Reason 2: Italians wages suck. I think this work culture of high taxes and low wages is a grave mistake to the future of Italian cuisine, wine and its innovation. Perhaps Italians would like to dine out more and appreciate a quality bottle of wine, thus investing in local enterprise and giving agency to aspiring independent entrepreneurs. Consider if the average Italian salary brings in 1000-1500eu a month, what incentive does one have to spend money out?
Especially when Italians have been raised with exceptional home cooking in some cases and a general grasp on how to cook respectable food at home from scratch and local bulk table wine- albeit mediocre- is 12x better than America’s putrid version of bulk wine, i.e. Charles Shaw $3 buck chuck?
So while the food in Florence is starting to become interesting, its progress in my opinion is funded in large part by foreign communities, industry professionals who get it, travelers, tourists and a small % of the well-to-do.
Reason 3: I realize these reasons have become rather long and tangential! But hey- that’s what a blog is for! Totally unfiltered blurting of things!
Back to reason #3- Italians, ESPECIALLY FLORENTINES, can be somewhat overly concerned with their figure. They see alcohol and eating out not as I do- a glorious gift on planet earth- but instead as evil weight gaining demon. Whatever happened to the classic adage “everything you see I owe to spaghetti”?!
In Italy, there is little in the way of a body positive culture and accepting attitudes towards physical appearance. I wish I could find the Italian equivalent of “Body Positive” and “Please Don’t Mansplain.”
I’ve witnessed extremely insensitive, ignorant comments about one’s figure- and it never ceases to amaze me.
Maybe this license to vanity its something deeper, going back centuries, a culture renowned for its obsession- and perfection- with art and beauty.
Combine vanity with being a little thrifty and suspiciousness in trying new things and what is resulting is a standard culture of mediocre consumption habits.
So these are just a few reasons why I think the wine scene in Florence is lacking in certain ways after my time in San Francisco.
I will say, I did miss the generous touches and the soulful experience at the Florentine hustling bustling historic eatery. The food markets like Sant’Ambrogio- where the growers like Leo will tell you how to prepare that random seasonal produce item you never knew of. While the markets of San Francisco are bountiful, there is less of a codified, ritualistic culinary repertoire to be able to give culinary advice- if this makes sense.
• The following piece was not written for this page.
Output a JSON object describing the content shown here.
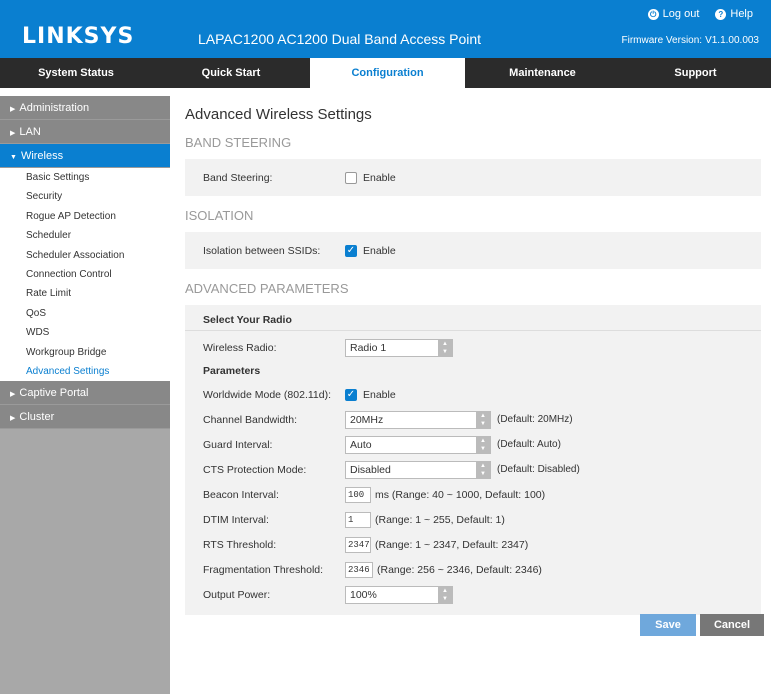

At least with Florence, each vegetable matches a traditional dish, and Italians have a good relationship with eating & preparing whole foods.
Maybe in Florence when someone yells at you or judges you, at least they are being honest. When a Florentine in the service industry is kind to you, it’s not because you might tip them or are faking it because it’s the cultural expectation.
Also missed were staple welcome snacks like nuts and chips and prosecco even if subpar.I will never fathom how Americans can just drink without nibbling something! YOU ALL ARE MONSTERS AND YOUR STOMACHS ARE CRYING FOR FOOD WITH ALCOHOL!
Appreciated too are the digestivi offered by the house after a gut-busting meal, and I’ve missed the approachable bills for wine and straightforward food like pizza and pasta.
It’s certainly unfair to compare a small, old-world city like Florence to a city like San Francisco- but consider them food for thought.
Florence is dynamic and has a considerable international community- plus there are incredibly unique, independent producers in our backyard in Tuscany- yet where the hell are they on the menus around town?
Florence, this is my challenge to you- to open up more bars like Le Volpe e L’Uva, more sommeliers like Nicola of Coquinarius and if anyone could figure out how to bring back one of those wine doors into a street wine thing- I’ll be your best customer.
Until my next drunken thought,